Internet defamation cases are increasing, and they are complex. Our legal team at Robertson Stromberg LLP would be happy to assist you with any advice that you need in pursuing or defending against an internet defamation case.

How to avoid your Will from becoming challenged after you die

More and more wills are being contested in Saskatchewan each year. And the sad truth is that many challenges are avoidable if the will-maker had done one or both of the below things:

  1. Hired a lawyer to draft their will, and keep good notes of their instructions;
  2. Told the will-maker’s family of the terms of the will, before they died.

On numerous occasions I have seen situations in which a person had sought to avoid the cost of a lawyer-made will. They therefore draft their own will. When the person later passes away, the result is sometimes a confusing will, often made in secrecy and without any independent notes showing the true intention. This situation often spawns litigation, which can then drain tens of thousands of dollars in legal fees from the estate. 

Thus, the first lesson is this: think carefully about perhaps hiring a lawyer to make your will. Moreover, if possible, look for a lawyer who actually specializes in wills and estates, and better knows all of the questions to ask, and situations to avoid.

Second, talk through your goals and assets with your children, and keep notes of such conversation. This is especially true if your new will is making a departure from a prior will. It is far more difficult for a child to later suggest you had dementia, or were pressured into making your will, when the child had the opportunity to talk about your will with you in person.

A will is one of the most important pieces of paper you can ever sign. It can control who is left in charge of your children, your home, and your savings. It is meant to give you peace of mind that when you pass on, your wishes will be followed. It is therefore worth putting in the time to ensure your will is done right.

James Steele’s preferred practise area is estate litigation, including will challenges, executor disputes, power of attorney issues, etc. Contact James Steele at 1-306-933-1338 or The above is for general information only. Parties should always seek legal advice prior to taking action in specific situations. 


When two parties are separating and dividing the family property, there may be questions surrounding property owned by one of the spouses and third parties. In Saskatchewan, this is particularly true for farmland. Often a husband or wife will own farmland with their parents for estate planning purposes. So how does the court deal with this in the division of family property?

Courts ask two questions: first, is the farmland matrimonial property? And if so, what value should be attributed to it?

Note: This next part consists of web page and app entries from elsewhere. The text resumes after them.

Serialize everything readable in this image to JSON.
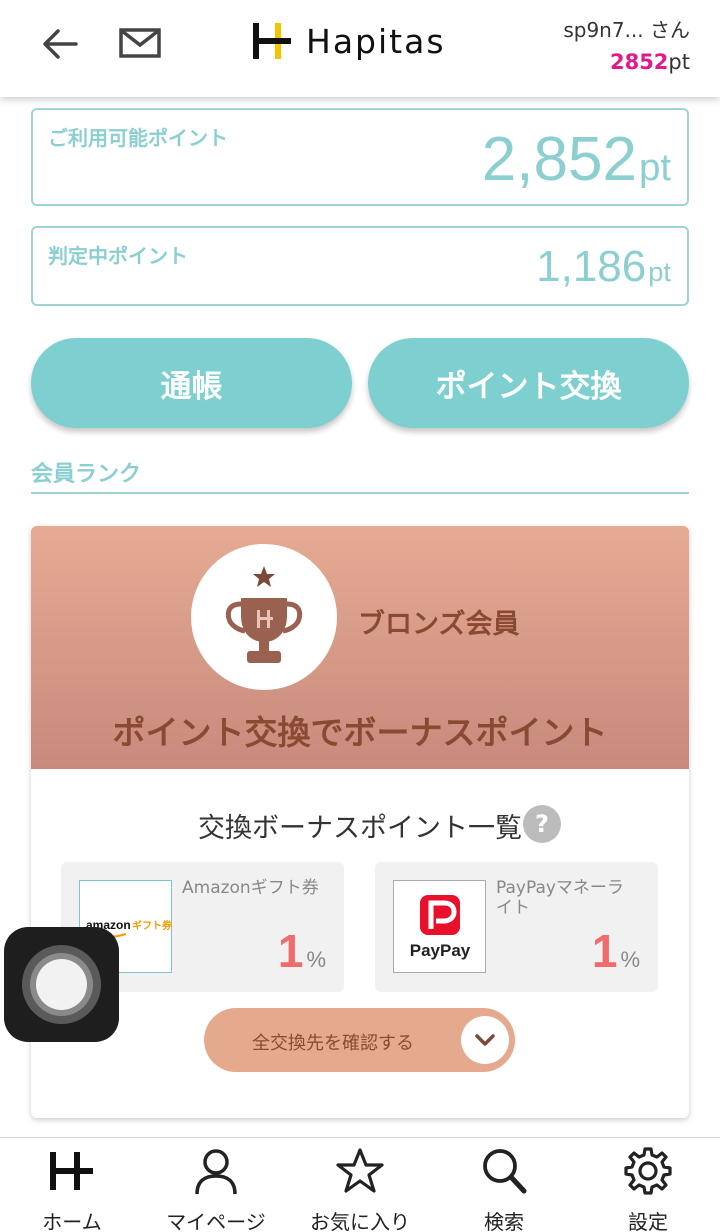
{
  "header": {
    "user_name": "sp9n7... さん",
    "points_value": "2852",
    "points_unit": "pt",
    "logo_text": "Hapitas"
  },
  "points": {
    "available_label": "ご利用可能ポイント",
    "available_value": "2,852",
    "pending_label": "判定中ポイント",
    "pending_value": "1,186",
    "unit": "pt"
  },
  "buttons": {
    "passbook": "通帳",
    "exchange": "ポイント交換"
  },
  "rank": {
    "section_title": "会員ランク",
    "rank_name": "ブロンズ会員",
    "bonus_title": "ポイント交換でボーナスポイント",
    "list_title": "交換ボーナスポイント一覧",
    "help": "?",
    "items": [
      {
        "name": "Amazonギフト券",
        "rate": "1",
        "unit": "%",
        "logo_main": "amazon",
        "logo_sub": "ギフト券"
      },
      {
        "name": "PayPayマネーライト",
        "rate": "1",
        "unit": "%",
        "logo_main": "PayPay"
      }
    ],
    "view_all": "全交換先を確認する"
  },
  "nav": {
    "items": [
      {
        "label": "ホーム",
        "icon": "hapitas-logo-icon"
      },
      {
        "label": "マイページ",
        "icon": "person-icon"
      },
      {
        "label": "お気に入り",
        "icon": "star-icon"
      },
      {
        "label": "検索",
        "icon": "search-icon"
      },
      {
        "label": "設定",
        "icon": "gear-icon"
      }
    ]
  },
  "colors": {
    "accent": "#7ecfcf",
    "points_highlight": "#e0198c",
    "bronze_text": "#8a4a32",
    "rate_red": "#f06c6c"
  }
}
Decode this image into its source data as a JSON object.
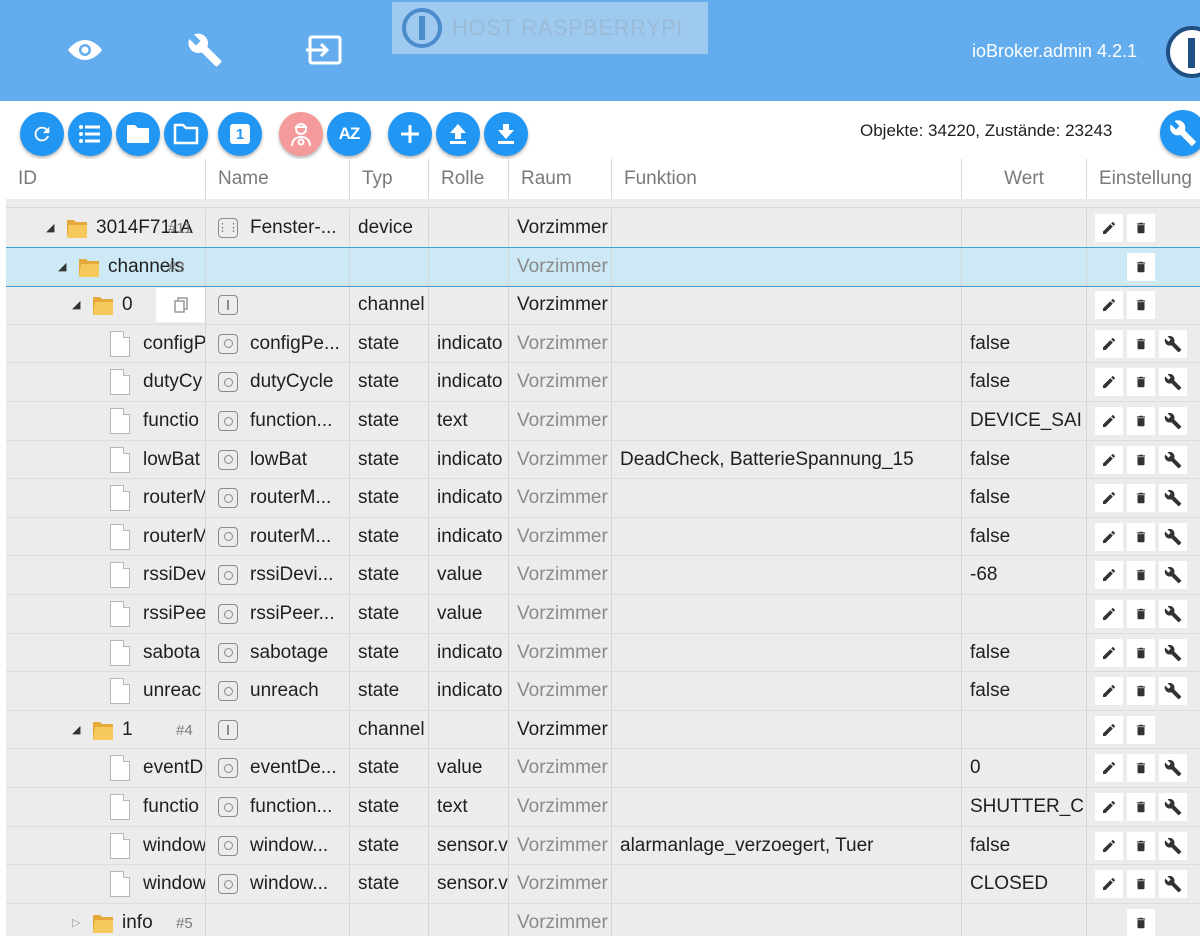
{
  "header": {
    "host_label": "HOST RASPBERRYPI",
    "version": "ioBroker.admin 4.2.1",
    "nav": [
      {
        "name": "eye-icon"
      },
      {
        "name": "wrench-icon"
      },
      {
        "name": "logout-icon"
      }
    ]
  },
  "toolbar": {
    "buttons": [
      {
        "name": "refresh-button",
        "icon": "refresh-icon"
      },
      {
        "name": "list-view-button",
        "icon": "list-icon"
      },
      {
        "name": "folder-expand-button",
        "icon": "folder-filled-icon"
      },
      {
        "name": "folder-collapse-button",
        "icon": "folder-outline-icon"
      },
      {
        "name": "expand-level-button",
        "icon": "number-one-icon",
        "text": "1"
      },
      {
        "name": "expert-mode-button",
        "icon": "expert-icon"
      },
      {
        "name": "sort-az-button",
        "icon": "sort-az-icon",
        "text": "AZ"
      },
      {
        "name": "add-object-button",
        "icon": "plus-icon"
      },
      {
        "name": "upload-button",
        "icon": "upload-icon"
      },
      {
        "name": "download-button",
        "icon": "download-icon"
      }
    ],
    "counts": "Objekte: 34220, Zustände: 23243",
    "settings_icon": "wrench-icon"
  },
  "columns": [
    "ID",
    "Name",
    "Typ",
    "Rolle",
    "Raum",
    "Funktion",
    "Wert",
    "Einstellung"
  ],
  "rows": [
    {
      "level": 1,
      "kind": "folder",
      "expand": "open",
      "id": "3014F711A",
      "num": "#11",
      "name_icon": "device",
      "name": "Fenster-...",
      "typ": "device",
      "rolle": "",
      "raum": "Vorzimmer",
      "raum_style": "dark",
      "funktion": "",
      "wert": "",
      "actions": [
        "edit",
        "delete"
      ]
    },
    {
      "level": 2,
      "kind": "folder",
      "expand": "open",
      "id": "channels",
      "num": "#3",
      "name_icon": "",
      "name": "",
      "typ": "",
      "rolle": "",
      "raum": "Vorzimmer",
      "raum_style": "grey",
      "funktion": "",
      "wert": "",
      "actions": [
        "delete"
      ],
      "selected": true
    },
    {
      "level": 3,
      "kind": "folder",
      "expand": "open",
      "id": "0",
      "num": "",
      "copy": true,
      "name_icon": "channel",
      "name": "",
      "typ": "channel",
      "rolle": "",
      "raum": "Vorzimmer",
      "raum_style": "dark",
      "funktion": "",
      "wert": "",
      "actions": [
        "edit",
        "delete"
      ]
    },
    {
      "level": 4,
      "kind": "doc",
      "id": "configP",
      "name_icon": "state",
      "name": "configPe...",
      "typ": "state",
      "rolle": "indicato",
      "raum": "Vorzimmer",
      "raum_style": "grey",
      "funktion": "",
      "wert": "false",
      "actions": [
        "edit",
        "delete",
        "wrench"
      ]
    },
    {
      "level": 4,
      "kind": "doc",
      "id": "dutyCy",
      "name_icon": "state",
      "name": "dutyCycle",
      "typ": "state",
      "rolle": "indicato",
      "raum": "Vorzimmer",
      "raum_style": "grey",
      "funktion": "",
      "wert": "false",
      "actions": [
        "edit",
        "delete",
        "wrench"
      ]
    },
    {
      "level": 4,
      "kind": "doc",
      "id": "functio",
      "name_icon": "state",
      "name": "function...",
      "typ": "state",
      "rolle": "text",
      "raum": "Vorzimmer",
      "raum_style": "grey",
      "funktion": "",
      "wert": "DEVICE_SAI",
      "actions": [
        "edit",
        "delete",
        "wrench"
      ]
    },
    {
      "level": 4,
      "kind": "doc",
      "id": "lowBat",
      "name_icon": "state",
      "name": "lowBat",
      "typ": "state",
      "rolle": "indicato",
      "raum": "Vorzimmer",
      "raum_style": "grey",
      "funktion": "DeadCheck, BatterieSpannung_15",
      "wert": "false",
      "actions": [
        "edit",
        "delete",
        "wrench"
      ]
    },
    {
      "level": 4,
      "kind": "doc",
      "id": "routerM",
      "name_icon": "state",
      "name": "routerM...",
      "typ": "state",
      "rolle": "indicato",
      "raum": "Vorzimmer",
      "raum_style": "grey",
      "funktion": "",
      "wert": "false",
      "actions": [
        "edit",
        "delete",
        "wrench"
      ]
    },
    {
      "level": 4,
      "kind": "doc",
      "id": "routerM",
      "name_icon": "state",
      "name": "routerM...",
      "typ": "state",
      "rolle": "indicato",
      "raum": "Vorzimmer",
      "raum_style": "grey",
      "funktion": "",
      "wert": "false",
      "actions": [
        "edit",
        "delete",
        "wrench"
      ]
    },
    {
      "level": 4,
      "kind": "doc",
      "id": "rssiDev",
      "name_icon": "state",
      "name": "rssiDevi...",
      "typ": "state",
      "rolle": "value",
      "raum": "Vorzimmer",
      "raum_style": "grey",
      "funktion": "",
      "wert": "-68",
      "actions": [
        "edit",
        "delete",
        "wrench"
      ]
    },
    {
      "level": 4,
      "kind": "doc",
      "id": "rssiPee",
      "name_icon": "state",
      "name": "rssiPeer...",
      "typ": "state",
      "rolle": "value",
      "raum": "Vorzimmer",
      "raum_style": "grey",
      "funktion": "",
      "wert": "",
      "actions": [
        "edit",
        "delete",
        "wrench"
      ]
    },
    {
      "level": 4,
      "kind": "doc",
      "id": "sabota",
      "name_icon": "state",
      "name": "sabotage",
      "typ": "state",
      "rolle": "indicato",
      "raum": "Vorzimmer",
      "raum_style": "grey",
      "funktion": "",
      "wert": "false",
      "actions": [
        "edit",
        "delete",
        "wrench"
      ]
    },
    {
      "level": 4,
      "kind": "doc",
      "id": "unreac",
      "name_icon": "state",
      "name": "unreach",
      "typ": "state",
      "rolle": "indicato",
      "raum": "Vorzimmer",
      "raum_style": "grey",
      "funktion": "",
      "wert": "false",
      "actions": [
        "edit",
        "delete",
        "wrench"
      ]
    },
    {
      "level": 3,
      "kind": "folder",
      "expand": "open",
      "id": "1",
      "num": "#4",
      "name_icon": "channel",
      "name": "",
      "typ": "channel",
      "rolle": "",
      "raum": "Vorzimmer",
      "raum_style": "dark",
      "funktion": "",
      "wert": "",
      "actions": [
        "edit",
        "delete"
      ]
    },
    {
      "level": 4,
      "kind": "doc",
      "id": "eventD",
      "name_icon": "state",
      "name": "eventDe...",
      "typ": "state",
      "rolle": "value",
      "raum": "Vorzimmer",
      "raum_style": "grey",
      "funktion": "",
      "wert": "0",
      "actions": [
        "edit",
        "delete",
        "wrench"
      ]
    },
    {
      "level": 4,
      "kind": "doc",
      "id": "functio",
      "name_icon": "state",
      "name": "function...",
      "typ": "state",
      "rolle": "text",
      "raum": "Vorzimmer",
      "raum_style": "grey",
      "funktion": "",
      "wert": "SHUTTER_C",
      "actions": [
        "edit",
        "delete",
        "wrench"
      ]
    },
    {
      "level": 4,
      "kind": "doc",
      "id": "window",
      "name_icon": "state",
      "name": "window...",
      "typ": "state",
      "rolle": "sensor.v",
      "raum": "Vorzimmer",
      "raum_style": "grey",
      "funktion": "alarmanlage_verzoegert, Tuer",
      "wert": "false",
      "actions": [
        "edit",
        "delete",
        "wrench"
      ]
    },
    {
      "level": 4,
      "kind": "doc",
      "id": "window",
      "name_icon": "state",
      "name": "window...",
      "typ": "state",
      "rolle": "sensor.v",
      "raum": "Vorzimmer",
      "raum_style": "grey",
      "funktion": "",
      "wert": "CLOSED",
      "actions": [
        "edit",
        "delete",
        "wrench"
      ]
    },
    {
      "level": 3,
      "kind": "folder",
      "expand": "closed",
      "id": "info",
      "num": "#5",
      "name_icon": "",
      "name": "",
      "typ": "",
      "rolle": "",
      "raum": "Vorzimmer",
      "raum_style": "grey",
      "funktion": "",
      "wert": "",
      "actions": [
        "delete"
      ]
    }
  ]
}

The answer to the first question is simple. As defined in The Family Property Act, family property means any real or personal property, regardless of its source, kind or nature, that, at the time an application for separation is made, is owned, or interest is held, by one or both spouses, or by one or both spouses and a third person. A joint tenant owns a legal right in the property by virtue of being a registered owner on title. Therefore, farmland held by one spouse in joint tenancy with their parents is family property as defined in the Act.

The second question is where the true analysis lies – what value should be attributed to the jointly held farmland? If the joint tenancy was legitimately for estate planning purposes, its value for the division of family property will be nil. This is because the spouse, and therefore the family unit, did not collect a benefit from the farmland during the marital relationship. Rather, the spouse was simply on title for estate and succession planning once their parents pass away. Courts will look to factors such as who maintained control over the land, who used the land and who paid the expenses and received the benefits from the land when determining if a transfer of title was truly for estate planning purposes. If there is evidence to suggest the spouse received a benefit from the land during the marital relationship, it will be assigned a monetary value by the court and be subject to division. 

Should you have any questions about the division of family property, or need advice on your family law matter, please contact Robertson Stromberg LLP.

Articles & Research